As a finance nerd, you probably know that having a good bank account is step one in creating an awesome, comprehensive financial plan. For most of us Stackers, our bank account serves as a hub where money goes in and then is distributed to various financial vehicles, in accordance with our short-, intermediate-, and long-term goals. Whether building our emergency fund, savings to buy a house in the next five years, saving for our kids’ college, or funding our retirement; an bank account is a mandatory starting point for reaching your goals.
The importance of building a win-win relationship with your bank
Banks occupy an essential role in financial planning. Checking provides a safe place to store money while granting immediate access to it. Savings accounts provide the ability to park some cash – be it an emergency fund or simply savings toward a goal – and earn some interest while maintaining some access to it. Certificates of deposits (CDs) allow you to earn higher, guaranteed interest by locking your money up for a predetermined term. Direct deposits from our employers are funneled, ACH (“automated clearing house”) transfers to and from other institutions are sent/received there, and they are a safe and secure place to park cash that’s readily accessible. The importance of building and maintaining a good relationship with your bank cannot be understated. In fact, having a bank that will work with you can be advantageous and help reduce the friction between old habits and those of savers.
Consequences of banking mistakes
We are all human. We make mistakes and mess up. Money mistakes are not out of the realm of possibility. However, making money mistakes can be serious – and we’re not just talking about not paying your credit card in full every month.
A way that most banks and credit unions keep tabs on bad apple customers is through a system called “Chexsystems.” If a customer has had too many red marks on his/her debit history within the last five years, it can be used against the customer…directly from the Chexsystem website:
If you do not maintain a good debit history, there are a number of unpleasant consequences:
- Your financial institution could charge you fees for each overdraft.
- The place you wrote the check could also charge you a fee or refuse to take any more checks from you.
- You could receive calls and letters asking you to repay the money.
- Your name and account information could be reported to a check verification service, which could cause your checks to be declined at point of sale.
- Your bank could close your checking account.
- Your bank could report your closed account to ChexSystems. As a result, other banks could refuse to open a checking account for you.
As you can see, these are some pretty steep penalties that can negatively affect one’s banking for years.
What to do if caught in a pinch with Chexsystems
“So, Joe, what do I do if I made a mistake less than five years ago and need a new bank account?”
It’s true that most banks and credit unions subscribe to Chexsystems. However, our friend, Kirsten, over at Indebted Mom shared options for banks that do not use Chexsystems in her article, 7 Banks That Don’t Use Chexsystems. If you are ever in a pinch where you need to open a new account, but have had troubles in the past (we’re all human), you can look into the options provided there.
Building a solid financial plan is a multiple year endeavor, but it’s never too early (or late) to start. Starting at the ground floor is finding a bank account that’s right for you.
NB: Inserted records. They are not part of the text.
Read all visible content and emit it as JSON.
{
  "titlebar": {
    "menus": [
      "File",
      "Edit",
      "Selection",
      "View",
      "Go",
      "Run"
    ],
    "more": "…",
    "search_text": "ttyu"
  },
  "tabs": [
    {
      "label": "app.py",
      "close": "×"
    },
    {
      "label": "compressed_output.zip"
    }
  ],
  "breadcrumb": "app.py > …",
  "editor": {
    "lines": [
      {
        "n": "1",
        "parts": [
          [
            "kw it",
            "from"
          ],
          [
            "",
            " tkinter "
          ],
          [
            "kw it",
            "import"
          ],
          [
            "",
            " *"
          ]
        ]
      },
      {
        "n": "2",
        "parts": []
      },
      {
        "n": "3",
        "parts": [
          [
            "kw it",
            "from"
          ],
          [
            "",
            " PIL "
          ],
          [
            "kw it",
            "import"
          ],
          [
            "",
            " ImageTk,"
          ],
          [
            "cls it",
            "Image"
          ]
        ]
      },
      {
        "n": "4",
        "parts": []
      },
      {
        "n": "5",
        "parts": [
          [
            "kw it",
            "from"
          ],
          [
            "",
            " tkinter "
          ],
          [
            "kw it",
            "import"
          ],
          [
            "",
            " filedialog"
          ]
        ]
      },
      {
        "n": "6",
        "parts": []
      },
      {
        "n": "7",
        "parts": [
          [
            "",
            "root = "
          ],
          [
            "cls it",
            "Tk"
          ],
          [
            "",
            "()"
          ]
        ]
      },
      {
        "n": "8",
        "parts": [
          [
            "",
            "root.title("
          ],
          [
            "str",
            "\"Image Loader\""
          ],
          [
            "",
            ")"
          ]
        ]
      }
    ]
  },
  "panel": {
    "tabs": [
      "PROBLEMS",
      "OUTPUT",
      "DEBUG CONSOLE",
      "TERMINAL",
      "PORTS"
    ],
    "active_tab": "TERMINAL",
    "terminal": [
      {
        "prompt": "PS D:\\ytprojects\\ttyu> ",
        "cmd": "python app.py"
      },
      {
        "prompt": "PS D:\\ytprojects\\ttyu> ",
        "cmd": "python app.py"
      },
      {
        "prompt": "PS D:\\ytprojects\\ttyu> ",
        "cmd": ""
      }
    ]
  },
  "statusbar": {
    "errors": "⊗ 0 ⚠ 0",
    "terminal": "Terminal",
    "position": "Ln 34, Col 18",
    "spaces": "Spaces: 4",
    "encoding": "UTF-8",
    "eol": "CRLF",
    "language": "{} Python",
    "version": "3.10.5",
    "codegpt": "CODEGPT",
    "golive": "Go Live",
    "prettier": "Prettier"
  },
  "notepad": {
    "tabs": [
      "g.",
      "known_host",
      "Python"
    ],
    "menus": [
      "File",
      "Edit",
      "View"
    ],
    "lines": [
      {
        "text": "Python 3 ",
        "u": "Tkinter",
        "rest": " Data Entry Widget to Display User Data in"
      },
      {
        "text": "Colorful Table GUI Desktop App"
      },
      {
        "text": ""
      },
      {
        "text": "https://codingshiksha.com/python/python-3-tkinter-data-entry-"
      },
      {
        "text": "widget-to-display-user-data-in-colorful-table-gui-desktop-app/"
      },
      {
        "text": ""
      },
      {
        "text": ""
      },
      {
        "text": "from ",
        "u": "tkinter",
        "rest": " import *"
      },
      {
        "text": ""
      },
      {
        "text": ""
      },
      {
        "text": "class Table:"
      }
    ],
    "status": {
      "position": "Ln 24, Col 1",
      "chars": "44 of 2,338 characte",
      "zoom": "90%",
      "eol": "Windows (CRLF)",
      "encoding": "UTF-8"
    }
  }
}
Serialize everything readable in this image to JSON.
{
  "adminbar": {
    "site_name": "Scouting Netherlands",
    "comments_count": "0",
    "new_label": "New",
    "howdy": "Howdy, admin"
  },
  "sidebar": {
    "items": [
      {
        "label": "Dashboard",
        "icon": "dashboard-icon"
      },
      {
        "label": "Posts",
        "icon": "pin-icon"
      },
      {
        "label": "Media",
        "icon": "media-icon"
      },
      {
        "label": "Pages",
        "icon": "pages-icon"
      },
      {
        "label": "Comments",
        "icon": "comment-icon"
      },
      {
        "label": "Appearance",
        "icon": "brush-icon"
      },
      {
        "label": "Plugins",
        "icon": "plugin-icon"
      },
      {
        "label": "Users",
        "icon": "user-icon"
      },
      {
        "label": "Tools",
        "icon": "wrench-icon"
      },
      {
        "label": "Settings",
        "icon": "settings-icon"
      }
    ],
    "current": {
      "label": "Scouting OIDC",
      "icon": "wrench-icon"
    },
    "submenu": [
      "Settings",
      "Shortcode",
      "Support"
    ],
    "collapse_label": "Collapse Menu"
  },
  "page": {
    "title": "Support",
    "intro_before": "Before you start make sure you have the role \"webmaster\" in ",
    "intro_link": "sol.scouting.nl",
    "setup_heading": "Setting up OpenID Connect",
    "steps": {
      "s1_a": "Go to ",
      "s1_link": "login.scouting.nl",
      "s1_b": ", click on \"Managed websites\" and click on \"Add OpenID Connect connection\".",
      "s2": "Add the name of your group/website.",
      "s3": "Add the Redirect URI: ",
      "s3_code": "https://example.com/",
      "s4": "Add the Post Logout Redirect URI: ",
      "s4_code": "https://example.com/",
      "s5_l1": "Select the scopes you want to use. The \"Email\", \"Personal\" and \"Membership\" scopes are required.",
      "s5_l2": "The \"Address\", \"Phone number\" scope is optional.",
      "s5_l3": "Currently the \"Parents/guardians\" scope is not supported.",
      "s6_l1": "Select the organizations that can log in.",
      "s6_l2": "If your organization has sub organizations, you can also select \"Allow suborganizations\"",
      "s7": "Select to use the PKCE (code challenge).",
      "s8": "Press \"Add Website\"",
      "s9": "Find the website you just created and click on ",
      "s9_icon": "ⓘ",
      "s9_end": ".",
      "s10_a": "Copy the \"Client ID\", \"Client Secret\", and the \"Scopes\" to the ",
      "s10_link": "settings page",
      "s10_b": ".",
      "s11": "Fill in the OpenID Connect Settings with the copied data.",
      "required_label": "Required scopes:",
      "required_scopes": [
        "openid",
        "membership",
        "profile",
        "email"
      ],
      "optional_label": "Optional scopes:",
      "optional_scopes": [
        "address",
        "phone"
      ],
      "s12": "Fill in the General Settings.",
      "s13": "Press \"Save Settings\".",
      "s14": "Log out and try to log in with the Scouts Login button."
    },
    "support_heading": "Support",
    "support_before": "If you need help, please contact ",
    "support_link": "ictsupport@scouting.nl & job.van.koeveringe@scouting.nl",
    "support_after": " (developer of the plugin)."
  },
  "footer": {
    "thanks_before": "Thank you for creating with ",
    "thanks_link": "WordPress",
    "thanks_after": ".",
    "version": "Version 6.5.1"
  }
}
From there, your plan can flourish into multiple accounts/investments for the various objectives that are important to you. If you are stuck in “banking jail” (Chexsystems), don’t despair! While Chexsystems provides a valuable service to banks and the overall financial system, a few small banking mistakes does not mean that you’re out of luck for the next five years. There are options out there; it’s a matter of being aware of what’s out there, and what best fits into your plan. Five years from now, you’ll be glad that you took action today.
Disclosure: Stacking Benjamins, LLC, does not endorse any bank or credit union in particular. All banks mentioned in the article are for informational purposes only. When deciding on what bank to choose, make sure you do your own research and go with the one that is right for you.
Thanks for the that being able to maintain a good relationship with a bank will help a lot in financing plans in the future. I’m considering to start a business someday and that would definitely take a huge amount of capital to make it work. Having a lasting relationship with a trusted bank should probably be done way earlier than the launch of the business.